not paid by the hour - Tuesday November 30 1999
Ever since I've become fully aware of the way bonus money flows under my company's management system, I've become cautious about how I spend my time on the job. No longer do I do things just because they're cool, fun, or simply because someone asks me to. I want to know what the incentive is. The incentives, the bonuses, you see, comprise the greater half of my income. When some juniour programmer comes to me wanting to know why the file system object is letting him down, I have even less patience than before. My usual way of expressing impatience is to continue my work as before while asking, "what were you saying?"
Whoah, hold on a second. A year ago I was a juniour programmer and knew only what I'd learned over the course of a month of on-the-job experience. I'm being unfair. I'm hurting the company with my selfishness. But that's the reality of the situation. It's the way I'm incentivized to behave.
Marty is the erstwhile VP of IT, the guy who joined our company back in February with great fanfair, the guy who led us through the ill-fated "New Architecture" project, the guy who has (also with great fanfair) quit at least twice. He's back of course; he's been back. It's really as though he never left. Somehow he still has a lot of clout in the company, and today when he announced that I'd be spending all morning helping him with our site's crippled polling system, I knew I had no choice. Under the management system, I'm supposedly free to choose to do whatever I want with my day, but with Marty that's not entirely true. He may no longer be the VP of anything, but generally, within reasonable limits, he gets what he wants, especially with the humble likes of me.
So there I was, sitting with Marty at his workstation as he painstakingly attacked the whole issue of polls. Soon into our effort I saw it as a lost cause, simply because of all the undecided variables involved. These were too many things I could easily see us getting yelled at about later. Such uncertainties are "business decisions," related to how the company wants our business to operate, related to the things we want to be able to tell advertisers and E-commerce partners. With something like polls, we have to decide whether or not a user must be logged-in in order to vote, and, if not, how we track him and forbid him from "stuffing ballots." The old method tracked IP addresses, which, for some universities stuck behind proxy servers, meant one vote per university per day. A cookie-based system that we'd put live last night allowed one vote per browser session, but first thing this morning I'd been yelled at by two different camps, one telling me that this was too restrictive, the other saying it wasn't restrictive enough.
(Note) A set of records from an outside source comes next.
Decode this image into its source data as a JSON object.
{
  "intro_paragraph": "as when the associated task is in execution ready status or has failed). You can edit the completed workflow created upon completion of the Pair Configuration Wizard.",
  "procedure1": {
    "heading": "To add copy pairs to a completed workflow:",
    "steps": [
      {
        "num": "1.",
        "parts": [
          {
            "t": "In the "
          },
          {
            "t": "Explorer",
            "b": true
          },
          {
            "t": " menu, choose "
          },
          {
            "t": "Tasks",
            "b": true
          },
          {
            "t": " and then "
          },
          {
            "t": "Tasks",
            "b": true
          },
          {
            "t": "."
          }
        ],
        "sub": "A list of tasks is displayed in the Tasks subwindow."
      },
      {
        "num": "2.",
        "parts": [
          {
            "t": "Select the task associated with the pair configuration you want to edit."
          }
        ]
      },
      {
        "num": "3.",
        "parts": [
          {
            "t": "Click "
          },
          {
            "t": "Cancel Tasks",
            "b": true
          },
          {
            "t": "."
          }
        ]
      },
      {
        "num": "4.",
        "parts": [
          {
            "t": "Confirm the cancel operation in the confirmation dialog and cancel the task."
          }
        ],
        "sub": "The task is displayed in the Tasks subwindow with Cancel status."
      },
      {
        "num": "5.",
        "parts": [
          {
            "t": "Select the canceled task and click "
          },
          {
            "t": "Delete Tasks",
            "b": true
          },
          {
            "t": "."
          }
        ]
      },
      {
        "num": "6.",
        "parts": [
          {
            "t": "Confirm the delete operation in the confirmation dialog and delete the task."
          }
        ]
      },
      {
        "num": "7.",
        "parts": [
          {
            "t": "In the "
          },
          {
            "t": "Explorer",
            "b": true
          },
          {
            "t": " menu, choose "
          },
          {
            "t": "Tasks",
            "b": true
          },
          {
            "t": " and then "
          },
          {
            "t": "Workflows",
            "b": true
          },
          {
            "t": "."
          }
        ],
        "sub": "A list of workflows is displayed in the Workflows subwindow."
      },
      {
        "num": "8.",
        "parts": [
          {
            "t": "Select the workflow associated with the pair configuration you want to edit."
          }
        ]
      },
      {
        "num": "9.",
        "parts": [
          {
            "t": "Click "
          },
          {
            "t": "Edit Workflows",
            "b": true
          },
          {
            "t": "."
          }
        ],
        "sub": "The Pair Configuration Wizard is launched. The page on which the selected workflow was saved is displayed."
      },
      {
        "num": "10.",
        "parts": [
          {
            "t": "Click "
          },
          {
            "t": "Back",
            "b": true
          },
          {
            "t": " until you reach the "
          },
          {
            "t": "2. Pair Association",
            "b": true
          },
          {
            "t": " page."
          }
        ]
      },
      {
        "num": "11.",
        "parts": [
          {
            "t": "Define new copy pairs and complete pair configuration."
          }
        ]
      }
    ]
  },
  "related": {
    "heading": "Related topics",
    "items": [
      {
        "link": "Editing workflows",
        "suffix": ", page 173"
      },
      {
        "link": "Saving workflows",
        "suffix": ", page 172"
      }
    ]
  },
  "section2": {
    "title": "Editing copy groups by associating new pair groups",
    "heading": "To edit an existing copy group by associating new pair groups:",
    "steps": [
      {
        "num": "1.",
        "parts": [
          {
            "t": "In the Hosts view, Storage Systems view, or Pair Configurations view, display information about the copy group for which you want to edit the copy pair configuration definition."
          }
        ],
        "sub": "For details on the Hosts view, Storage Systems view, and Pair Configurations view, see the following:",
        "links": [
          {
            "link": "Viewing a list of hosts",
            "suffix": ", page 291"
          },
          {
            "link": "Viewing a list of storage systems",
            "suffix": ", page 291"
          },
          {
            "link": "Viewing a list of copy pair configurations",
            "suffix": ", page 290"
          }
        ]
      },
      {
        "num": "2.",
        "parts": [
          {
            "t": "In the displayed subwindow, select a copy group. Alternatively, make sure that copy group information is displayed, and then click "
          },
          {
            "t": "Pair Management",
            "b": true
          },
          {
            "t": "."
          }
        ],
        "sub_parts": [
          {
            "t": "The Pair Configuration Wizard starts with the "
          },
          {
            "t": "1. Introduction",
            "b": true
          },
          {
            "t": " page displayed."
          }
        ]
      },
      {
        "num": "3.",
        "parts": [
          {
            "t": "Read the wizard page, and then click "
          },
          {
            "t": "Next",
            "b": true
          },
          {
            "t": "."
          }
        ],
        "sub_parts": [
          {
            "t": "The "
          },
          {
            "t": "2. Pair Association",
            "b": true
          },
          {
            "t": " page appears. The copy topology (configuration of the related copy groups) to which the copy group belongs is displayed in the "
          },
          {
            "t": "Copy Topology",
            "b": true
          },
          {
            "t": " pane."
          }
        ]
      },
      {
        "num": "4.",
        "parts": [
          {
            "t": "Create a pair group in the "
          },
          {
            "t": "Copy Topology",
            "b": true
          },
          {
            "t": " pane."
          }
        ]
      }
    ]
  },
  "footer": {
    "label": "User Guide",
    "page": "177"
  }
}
But I stayed with Marty, being a second set of eyes to correct him as he left out quotes or left his parentheses unbalanced. As my valuable time slipped away, I faced it with spartan existentialism. But on some level I was still pissed off. Marty probably earns three digits per hour, while I get an unremarkably tiny flat salary. (I'd be sending my resumé around if it weren't for the bonuses, and this "helping Marty business" wasn't good for any bonuses.)
Oh well, despite the stress, despite the nagging, I realize that this stuff is stressful only because I'm good at what I do and I'm in demand in a cutting-edge industry flooded with investor dinero. I would have never imagined this day was coming back in the Summer of 1998.
Hey! - I like that new Red Hot Chili Peppers song "Around the World." It sounded corny the first times I heard it, but I love geographic references, even in a pop song. You and me girl sitting in the Swiss fountains.
Next stop: last month before Y2K.